For the last two years, educators all over the country have expressed an interest in creating schools that are genuinely inclusive. We recognize that students who experience a sense of belonging at school have greater levels of emotional wellness and academic achievement. Yet, as of today, a search for hair discrimination in schools results in more than 30 million hits. There are simply too many examples of Black children’s academic opportunities being impacted by their hair.
There have even been laws enacted to end hair discrimination in schools and workplaces in response to this growing concern. The CROWN (Creating a Respectful and Open World for Natural Hair) Act, for example, has been signed into law in 19 states and counting. So, how can school leaders eliminate discriminatory hair policies and be identity affirming as it relates to Black hair?
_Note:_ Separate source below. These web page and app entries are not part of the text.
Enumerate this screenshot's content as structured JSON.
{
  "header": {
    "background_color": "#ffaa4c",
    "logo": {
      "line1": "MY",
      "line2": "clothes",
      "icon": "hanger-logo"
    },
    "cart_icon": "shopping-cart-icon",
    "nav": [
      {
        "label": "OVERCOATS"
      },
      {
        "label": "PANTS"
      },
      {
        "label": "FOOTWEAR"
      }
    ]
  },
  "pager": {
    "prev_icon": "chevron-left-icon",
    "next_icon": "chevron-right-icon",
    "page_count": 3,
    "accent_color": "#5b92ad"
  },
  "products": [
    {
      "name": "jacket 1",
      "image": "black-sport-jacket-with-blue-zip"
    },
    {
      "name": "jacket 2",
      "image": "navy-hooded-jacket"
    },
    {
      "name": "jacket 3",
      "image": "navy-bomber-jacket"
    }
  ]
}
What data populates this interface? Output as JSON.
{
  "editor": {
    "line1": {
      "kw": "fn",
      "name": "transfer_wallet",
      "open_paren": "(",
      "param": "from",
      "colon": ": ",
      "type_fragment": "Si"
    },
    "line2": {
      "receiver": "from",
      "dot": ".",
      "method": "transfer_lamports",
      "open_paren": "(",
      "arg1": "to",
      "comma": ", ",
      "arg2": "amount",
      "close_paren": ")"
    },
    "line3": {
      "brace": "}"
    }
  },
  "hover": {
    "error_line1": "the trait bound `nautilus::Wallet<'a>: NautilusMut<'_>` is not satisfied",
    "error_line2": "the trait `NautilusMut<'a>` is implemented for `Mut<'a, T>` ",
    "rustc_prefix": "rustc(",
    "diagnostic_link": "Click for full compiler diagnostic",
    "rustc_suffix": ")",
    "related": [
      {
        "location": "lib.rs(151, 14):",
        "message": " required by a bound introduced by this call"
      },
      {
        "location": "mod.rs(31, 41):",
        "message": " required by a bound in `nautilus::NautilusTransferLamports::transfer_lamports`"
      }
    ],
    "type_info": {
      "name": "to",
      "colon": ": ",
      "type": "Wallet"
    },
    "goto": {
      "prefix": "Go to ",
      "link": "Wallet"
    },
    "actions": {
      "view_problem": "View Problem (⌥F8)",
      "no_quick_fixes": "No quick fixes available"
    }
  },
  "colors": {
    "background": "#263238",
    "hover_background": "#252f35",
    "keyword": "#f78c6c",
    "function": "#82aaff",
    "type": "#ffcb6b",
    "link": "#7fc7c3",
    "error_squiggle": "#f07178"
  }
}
4 Ways School Administrators Can End Anti-Black Hair Policies
1. Improve school culture. Numerous studies have shown that the majority of Black girls and some Black boys have dealt with hair-related harassment, teasing, or bullying at school. Administrators can begin to turn this around by doing the following:
- Encouraging teachers to have students take a deep dive into hair discrimination. Hearing students’ thoughts on the issue can provide a lot of insight. When I was an eighth-grade English teacher, we listened to Solange Knowles’s “Don’t Touch My Hair,” read the lyrics, and explored the relationship between our hair and our identity. We all learned from each other during the discussions and related writing assignments.
- Always addressing community members’ biased or unkind comments about Black hair. Whether the offense is deliberate or unintentional, it’s a teachable moment for addressing the larger implications of bias.
- Empowering students to critically review school dress code policies, especially those that are related to hair. Young people enjoy the idea of being involved in creating or dismantling rules, and it serves as an organic lesson about policy-making and revision.
2. Enhance representation. Representation creates opportunities for all students to embrace and celebrate Black hair. This morning I was scrolling on Instagram and saw a repost from @kabee_315, a Black teacher. The caption read as follows: “After seeing one of my kids crying because one of the boys made fun of her hair, I was reminded of a picture of a teacher who copied her student’s hairstyle for a similar reason. The next day I brought my supplies to school and copied her hairstyle… We had a class conversation about how our words and actions impact each other.”
This is one of many examples of how representation is an incredibly powerful force for children. Books we choose to teach, historical and current-day figures we talk about, images we display throughout the school, and guests we invite to speak at assemblies all provide opportunities to increase representation and create an identity-affirming setting that benefits all students.
3. Acknowledge bias. At the root of race-based hair discrimination are systemic racism and bias. This contributes to the idea that Black hair cannot be both natural and professional.
Start by acknowledging bias in your hair preferences, and encourage others to do the same. Reading the Perception Institute’s ”Good Hair“ study is a great place to start.
4. Evaluate dress codes. During a study I conducted in 2020, my research partner and I randomly selected and audited dress codes at schools across the country. Around 70 percent of them mentioned hair, 20 percent forbade students to wear their hair in Afros, and around 20 percent forbade students to wear their hair in braids.
Here are two critical questions we can ask ourselves about our school’s dress code policies:
- What is the purpose of this rule? Often we rationalize dress code policies by saying that they prevent distraction. What message are we perpetuating by telling Black children that their hair is a distraction?
- Are Black students disproportionately impacted by this policy? According to the model policy from the Dignity in Schools Campaign, dress codes prohibiting “braids, locs, beads, Afros, Afro-puffs, weaves, extensions, hair worn naturally,” target Black children and faculty.
Hair discrimination isn’t about aesthetics. There are lots of related topics you can explore to help you understand the issue.
Even though we’re talking about anti-Black hair policies, dress codes and all elements of school culture should also be critically assessed periodically to determine the impact on all marginalized groups, such as other people of color, people who are female-identifying, those who are gender-expansive, or those who are part of a religious minority. Our ongoing and concerted efforts will go a long way toward providing identity-affirming spaces for all members of our school communities.